Dataset items
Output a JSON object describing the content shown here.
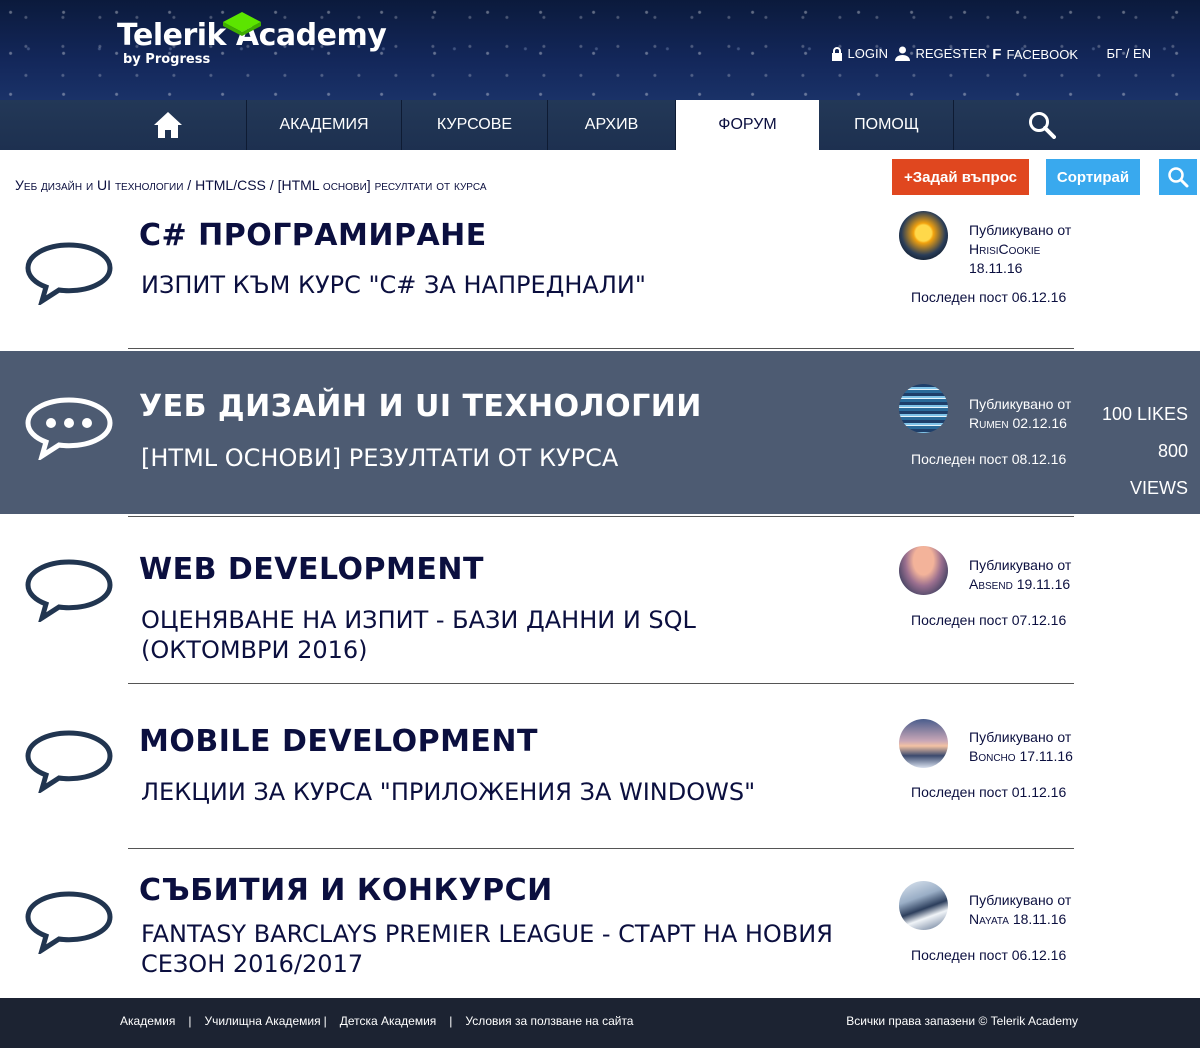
{
  "header": {
    "logo_title": "Telerik Academy",
    "logo_sub": "by Progress",
    "login": "LOGIN",
    "register": "REGESTER",
    "facebook": "FACEBOOK",
    "lang": "БГ / EN"
  },
  "nav": {
    "items": [
      {
        "label": "АКАДЕМИЯ"
      },
      {
        "label": "КУРСОВЕ"
      },
      {
        "label": "АРХИВ"
      },
      {
        "label": "ФОРУМ"
      },
      {
        "label": "ПОМОЩ"
      }
    ],
    "active": "ФОРУМ"
  },
  "breadcrumb": {
    "parts": [
      "Уеб дизайн и UI технологии",
      "HTML/CSS",
      "[HTML основи] ресултати от курса"
    ],
    "sep": " / "
  },
  "toolbar": {
    "ask_label": "+Задай въпрос",
    "sort_label": "Сортирай"
  },
  "topics": [
    {
      "category": "C# ПРОГРАМИРАНЕ",
      "title": "ИЗПИТ КЪМ КУРС \"C# ЗА НАПРЕДНАЛИ\"",
      "published_label": "Публикувано от",
      "user": "HrisiCookie",
      "date": "18.11.16",
      "last_post": "Последен пост 06.12.16"
    },
    {
      "category": "УЕБ ДИЗАЙН И UI ТЕХНОЛОГИИ",
      "title": "[HTML ОСНОВИ] РЕЗУЛТАТИ ОТ КУРСА",
      "published_label": "Публикувано от",
      "user": "Rumen",
      "date": "02.12.16",
      "last_post": "Последен пост 08.12.16",
      "likes": "100 LIKES",
      "views": "800 VIEWS"
    },
    {
      "category": "WEB DEVELOPMENT",
      "title": "ОЦЕНЯВАНЕ НА ИЗПИТ - БАЗИ ДАННИ И SQL (ОКТОМВРИ 2016)",
      "published_label": "Публикувано от",
      "user": "Absend",
      "date": "19.11.16",
      "last_post": "Последен пост 07.12.16"
    },
    {
      "category": "MOBILE DEVELOPMENT",
      "title": "ЛЕКЦИИ ЗА КУРСА \"ПРИЛОЖЕНИЯ ЗА WINDOWS\"",
      "published_label": "Публикувано от",
      "user": "Boncho",
      "date": "17.11.16",
      "last_post": "Последен пост 01.12.16"
    },
    {
      "category": "СЪБИТИЯ И КОНКУРСИ",
      "title": "FANTASY BARCLAYS PREMIER LEAGUE - СТАРТ НА НОВИЯ СЕЗОН 2016/2017",
      "published_label": "Публикувано от",
      "user": "Nayata",
      "date": "18.11.16",
      "last_post": "Последен пост 06.12.16"
    }
  ],
  "footer": {
    "links": [
      "Академия",
      "Училищна Академия",
      "Детска Академия",
      "Условия за ползване на сайта"
    ],
    "copyright": "Всички права запазени  ©  Telerik Academy"
  }
}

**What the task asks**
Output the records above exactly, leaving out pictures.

**Your response**
Output a JSON object describing the content shown here.
{
  "header": {
    "logo_title": "Telerik Academy",
    "logo_sub": "by Progress",
    "login": "LOGIN",
    "register": "REGESTER",
    "facebook": "FACEBOOK",
    "lang": "БГ / EN"
  },
  "nav": {
    "items": [
      {
        "label": "АКАДЕМИЯ"
      },
      {
        "label": "КУРСОВЕ"
      },
      {
        "label": "АРХИВ"
      },
      {
        "label": "ФОРУМ"
      },
      {
        "label": "ПОМОЩ"
      }
    ],
    "active": "ФОРУМ"
  },
  "breadcrumb": {
    "parts": [
      "Уеб дизайн и UI технологии",
      "HTML/CSS",
      "[HTML основи] ресултати от курса"
    ],
    "sep": " / "
  },
  "toolbar": {
    "ask_label": "+Задай въпрос",
    "sort_label": "Сортирай"
  },
  "topics": [
    {
      "category": "C# ПРОГРАМИРАНЕ",
      "title": "ИЗПИТ КЪМ КУРС \"C# ЗА НАПРЕДНАЛИ\"",
      "published_label": "Публикувано от",
      "user": "HrisiCookie",
      "date": "18.11.16",
      "last_post": "Последен пост 06.12.16"
    },
    {
      "category": "УЕБ ДИЗАЙН И UI ТЕХНОЛОГИИ",
      "title": "[HTML ОСНОВИ] РЕЗУЛТАТИ ОТ КУРСА",
      "published_label": "Публикувано от",
      "user": "Rumen",
      "date": "02.12.16",
      "last_post": "Последен пост 08.12.16",
      "likes": "100 LIKES",
      "views": "800 VIEWS"
    },
    {
      "category": "WEB DEVELOPMENT",
      "title": "ОЦЕНЯВАНЕ НА ИЗПИТ - БАЗИ ДАННИ И SQL (ОКТОМВРИ 2016)",
      "published_label": "Публикувано от",
      "user": "Absend",
      "date": "19.11.16",
      "last_post": "Последен пост 07.12.16"
    },
    {
      "category": "MOBILE DEVELOPMENT",
      "title": "ЛЕКЦИИ ЗА КУРСА \"ПРИЛОЖЕНИЯ ЗА WINDOWS\"",
      "published_label": "Публикувано от",
      "user": "Boncho",
      "date": "17.11.16",
      "last_post": "Последен пост 01.12.16"
    },
    {
      "category": "СЪБИТИЯ И КОНКУРСИ",
      "title": "FANTASY BARCLAYS PREMIER LEAGUE - СТАРТ НА НОВИЯ СЕЗОН 2016/2017",
      "published_label": "Публикувано от",
      "user": "Nayata",
      "date": "18.11.16",
      "last_post": "Последен пост 06.12.16"
    }
  ],
  "footer": {
    "links": [
      "Академия",
      "Училищна Академия",
      "Детска Академия",
      "Условия за ползване на сайта"
    ],
    "copyright": "Всички права запазени  ©  Telerik Academy"
  }
}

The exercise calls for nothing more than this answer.